┌──

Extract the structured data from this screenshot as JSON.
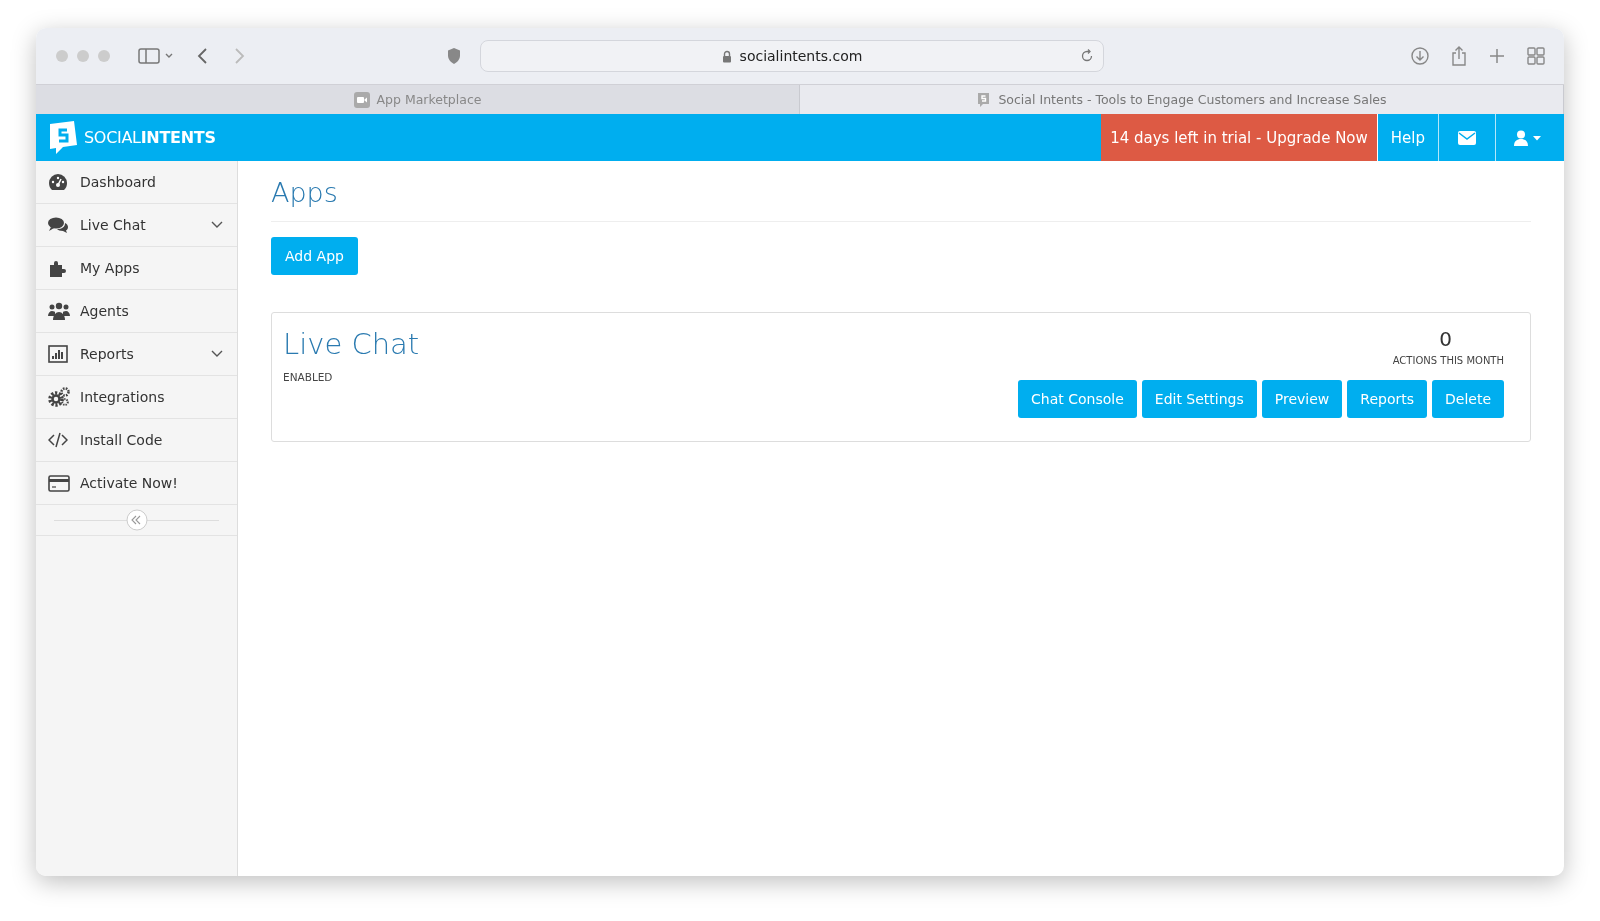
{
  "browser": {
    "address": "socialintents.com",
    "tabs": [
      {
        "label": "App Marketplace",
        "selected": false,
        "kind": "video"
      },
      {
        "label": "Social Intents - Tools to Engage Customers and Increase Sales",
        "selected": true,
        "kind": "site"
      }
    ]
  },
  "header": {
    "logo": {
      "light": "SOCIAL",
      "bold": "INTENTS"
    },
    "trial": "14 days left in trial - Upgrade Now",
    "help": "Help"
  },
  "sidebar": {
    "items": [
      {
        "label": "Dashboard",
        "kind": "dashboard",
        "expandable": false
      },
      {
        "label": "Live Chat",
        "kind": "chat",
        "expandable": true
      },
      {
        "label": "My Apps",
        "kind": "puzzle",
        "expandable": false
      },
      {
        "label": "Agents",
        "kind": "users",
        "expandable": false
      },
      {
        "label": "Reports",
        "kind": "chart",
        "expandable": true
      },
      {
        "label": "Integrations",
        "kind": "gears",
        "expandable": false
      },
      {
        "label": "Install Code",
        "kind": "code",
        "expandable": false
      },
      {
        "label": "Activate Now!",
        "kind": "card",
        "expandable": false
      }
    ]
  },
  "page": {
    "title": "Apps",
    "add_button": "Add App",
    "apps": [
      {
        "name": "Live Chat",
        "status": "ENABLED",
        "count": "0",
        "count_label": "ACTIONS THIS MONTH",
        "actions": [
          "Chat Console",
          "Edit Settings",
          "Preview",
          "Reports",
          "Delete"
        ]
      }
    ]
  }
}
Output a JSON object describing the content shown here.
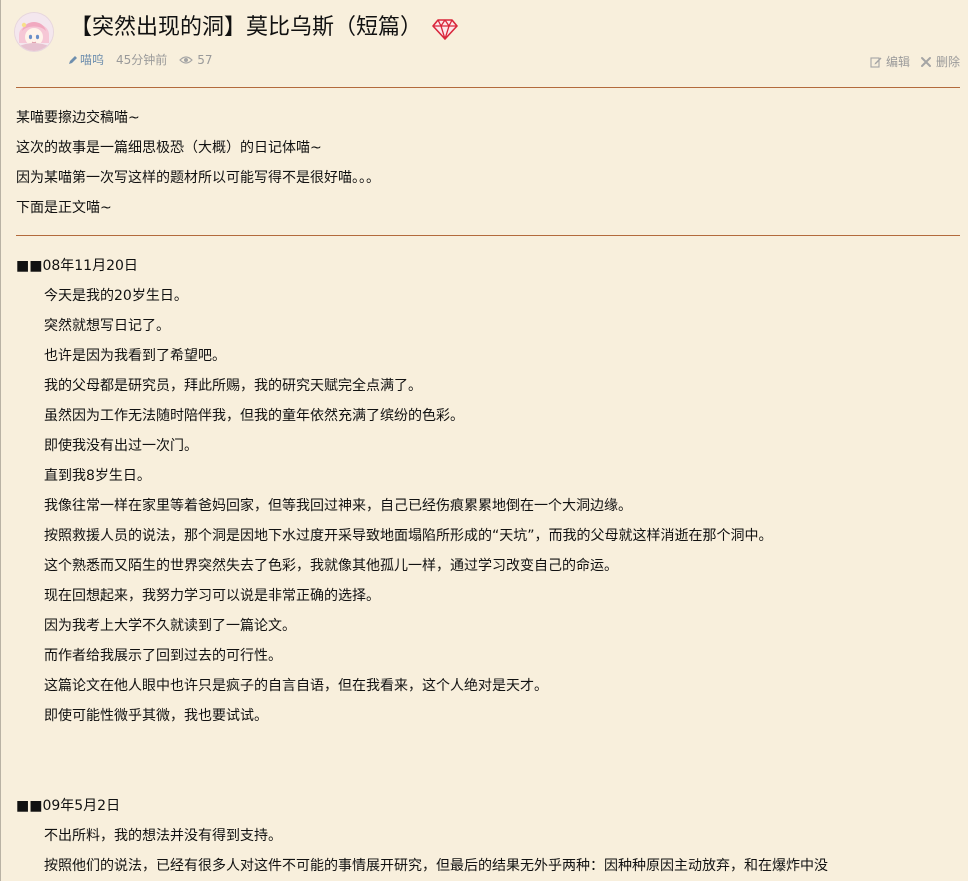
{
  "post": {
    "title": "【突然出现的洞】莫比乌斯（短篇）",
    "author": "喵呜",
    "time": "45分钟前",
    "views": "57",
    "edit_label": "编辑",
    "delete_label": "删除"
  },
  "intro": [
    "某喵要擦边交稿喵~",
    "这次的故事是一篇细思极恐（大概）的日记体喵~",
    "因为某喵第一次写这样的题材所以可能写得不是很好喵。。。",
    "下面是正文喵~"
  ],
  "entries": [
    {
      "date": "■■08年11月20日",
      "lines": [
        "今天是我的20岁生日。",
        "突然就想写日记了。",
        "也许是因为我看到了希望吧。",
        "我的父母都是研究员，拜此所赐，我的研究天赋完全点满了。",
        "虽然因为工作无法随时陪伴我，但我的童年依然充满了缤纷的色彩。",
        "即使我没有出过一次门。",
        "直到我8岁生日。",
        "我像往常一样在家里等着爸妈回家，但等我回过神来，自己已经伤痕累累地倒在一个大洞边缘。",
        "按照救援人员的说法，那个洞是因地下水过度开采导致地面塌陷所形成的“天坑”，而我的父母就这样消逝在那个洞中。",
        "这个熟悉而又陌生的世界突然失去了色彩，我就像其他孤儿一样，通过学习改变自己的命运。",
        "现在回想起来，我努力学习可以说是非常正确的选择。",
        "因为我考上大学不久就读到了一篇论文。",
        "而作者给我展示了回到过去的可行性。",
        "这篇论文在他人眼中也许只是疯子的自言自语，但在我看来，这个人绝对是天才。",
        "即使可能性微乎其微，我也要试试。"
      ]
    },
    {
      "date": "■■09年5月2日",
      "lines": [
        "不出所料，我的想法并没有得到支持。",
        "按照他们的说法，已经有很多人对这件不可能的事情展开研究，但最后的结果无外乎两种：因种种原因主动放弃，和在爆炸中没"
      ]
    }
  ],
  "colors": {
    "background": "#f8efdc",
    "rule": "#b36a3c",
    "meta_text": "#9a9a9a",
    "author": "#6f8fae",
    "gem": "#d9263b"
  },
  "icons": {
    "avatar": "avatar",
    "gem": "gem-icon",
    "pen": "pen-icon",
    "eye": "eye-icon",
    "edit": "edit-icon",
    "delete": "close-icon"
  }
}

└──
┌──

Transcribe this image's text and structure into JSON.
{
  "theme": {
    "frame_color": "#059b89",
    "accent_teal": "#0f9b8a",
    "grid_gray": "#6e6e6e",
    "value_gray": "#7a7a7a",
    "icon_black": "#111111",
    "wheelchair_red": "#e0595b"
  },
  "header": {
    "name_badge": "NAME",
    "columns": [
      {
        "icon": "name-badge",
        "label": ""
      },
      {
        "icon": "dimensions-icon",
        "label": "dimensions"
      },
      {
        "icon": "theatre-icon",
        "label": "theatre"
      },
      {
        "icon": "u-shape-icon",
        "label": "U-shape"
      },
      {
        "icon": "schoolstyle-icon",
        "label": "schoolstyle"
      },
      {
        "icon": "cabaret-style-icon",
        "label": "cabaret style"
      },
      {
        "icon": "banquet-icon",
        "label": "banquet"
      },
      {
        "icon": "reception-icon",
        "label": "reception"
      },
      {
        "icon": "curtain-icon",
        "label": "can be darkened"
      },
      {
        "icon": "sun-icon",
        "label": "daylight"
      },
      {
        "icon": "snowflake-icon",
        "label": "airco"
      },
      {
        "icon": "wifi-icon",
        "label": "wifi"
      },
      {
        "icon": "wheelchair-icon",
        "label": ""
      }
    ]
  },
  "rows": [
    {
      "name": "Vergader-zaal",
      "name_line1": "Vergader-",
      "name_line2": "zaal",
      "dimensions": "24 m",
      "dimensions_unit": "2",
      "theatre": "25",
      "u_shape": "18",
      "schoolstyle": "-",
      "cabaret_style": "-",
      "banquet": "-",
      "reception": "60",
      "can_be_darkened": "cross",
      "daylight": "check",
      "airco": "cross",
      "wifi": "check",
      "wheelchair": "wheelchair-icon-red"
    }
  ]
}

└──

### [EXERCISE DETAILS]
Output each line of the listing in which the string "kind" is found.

### [SOLUTION FOR THIS PROBLEM]
        "kind": "video"
        "kind": "site"
        "kind": "dashboard",
        "kind": "chat",
        "kind": "puzzle",
        "kind": "users",
        "kind": "chart",
        "kind": "gears",
        "kind": "code",
        "kind": "card",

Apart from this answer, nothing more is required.